Greg Voth’s group has just published a very nice review on proton transport in aqueous systems, including all the work on ‘water wires’ in aquaporin, M2, cytochromes and other proteins [J. Phys. Chem. B 111, 4300-4314; 2007].

Sylvia McLain and colleagues have conducted an extensive neutron-scattering study of the structure of proline solutions [J. Phys. Chem. B 111, 45568-4580; 2007]. Proline acts as an osmolyte or osmoprotectant, apparently protecting proteins against denaturation under water stress. It has been suggested that this is somehow due to proline clustering in solution, but McLain et al. find no strong evidence of that. Indeed, proline seems barely to perturb water’s hydrogen-bonded network at all, while remaining sufficiently hydrated to attain good solubility.

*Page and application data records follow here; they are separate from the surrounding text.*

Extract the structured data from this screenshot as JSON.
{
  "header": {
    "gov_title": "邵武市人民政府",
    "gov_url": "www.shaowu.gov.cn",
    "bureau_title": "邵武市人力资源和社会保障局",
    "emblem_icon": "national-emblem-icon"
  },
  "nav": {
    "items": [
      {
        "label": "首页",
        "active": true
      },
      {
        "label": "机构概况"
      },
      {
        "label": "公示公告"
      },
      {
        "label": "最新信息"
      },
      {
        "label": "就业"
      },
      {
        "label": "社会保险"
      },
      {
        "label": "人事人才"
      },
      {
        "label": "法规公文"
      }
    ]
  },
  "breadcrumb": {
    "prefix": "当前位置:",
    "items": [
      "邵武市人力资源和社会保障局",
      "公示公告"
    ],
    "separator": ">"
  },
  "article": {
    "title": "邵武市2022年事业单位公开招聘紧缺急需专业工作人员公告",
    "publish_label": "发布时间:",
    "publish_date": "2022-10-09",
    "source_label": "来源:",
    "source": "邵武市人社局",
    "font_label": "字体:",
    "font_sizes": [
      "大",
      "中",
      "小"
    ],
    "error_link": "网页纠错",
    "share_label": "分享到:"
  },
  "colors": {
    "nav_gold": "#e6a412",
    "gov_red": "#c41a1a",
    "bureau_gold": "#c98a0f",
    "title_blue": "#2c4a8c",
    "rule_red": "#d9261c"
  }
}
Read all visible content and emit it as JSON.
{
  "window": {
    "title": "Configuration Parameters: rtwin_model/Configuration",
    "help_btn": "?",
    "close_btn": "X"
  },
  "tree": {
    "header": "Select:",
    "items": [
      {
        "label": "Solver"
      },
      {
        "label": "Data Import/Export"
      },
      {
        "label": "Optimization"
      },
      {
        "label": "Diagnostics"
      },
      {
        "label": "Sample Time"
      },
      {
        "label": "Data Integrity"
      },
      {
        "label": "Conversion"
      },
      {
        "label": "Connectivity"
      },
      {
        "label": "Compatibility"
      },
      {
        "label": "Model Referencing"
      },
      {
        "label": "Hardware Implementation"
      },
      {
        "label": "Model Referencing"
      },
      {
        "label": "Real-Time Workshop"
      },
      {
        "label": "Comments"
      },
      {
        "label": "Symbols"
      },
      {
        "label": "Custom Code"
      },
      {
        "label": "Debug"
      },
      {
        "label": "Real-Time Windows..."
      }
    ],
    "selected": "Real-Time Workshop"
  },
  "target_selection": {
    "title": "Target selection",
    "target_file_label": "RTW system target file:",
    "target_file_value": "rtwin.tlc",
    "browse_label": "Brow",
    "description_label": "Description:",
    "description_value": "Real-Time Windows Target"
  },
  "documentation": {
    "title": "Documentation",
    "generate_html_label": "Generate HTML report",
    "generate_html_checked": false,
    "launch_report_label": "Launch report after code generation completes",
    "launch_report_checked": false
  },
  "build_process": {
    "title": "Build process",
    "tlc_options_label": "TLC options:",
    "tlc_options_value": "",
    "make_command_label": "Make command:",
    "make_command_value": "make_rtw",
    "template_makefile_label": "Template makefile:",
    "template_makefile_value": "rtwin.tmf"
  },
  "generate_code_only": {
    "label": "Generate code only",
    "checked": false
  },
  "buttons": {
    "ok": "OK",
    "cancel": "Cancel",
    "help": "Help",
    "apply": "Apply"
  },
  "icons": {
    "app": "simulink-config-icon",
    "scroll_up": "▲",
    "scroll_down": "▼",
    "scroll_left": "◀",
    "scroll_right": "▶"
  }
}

They speculate that, despite the only weak tendency of prolines to cluster, they might form a protective sheath around proteins, chaperoning them to prevent denaturation.
Update: McLain and colleagues have just published a comparison of these experimental results with computer simulations (which show reasonable agreement): J. Phys. Chem. B 111, 8210; 2007.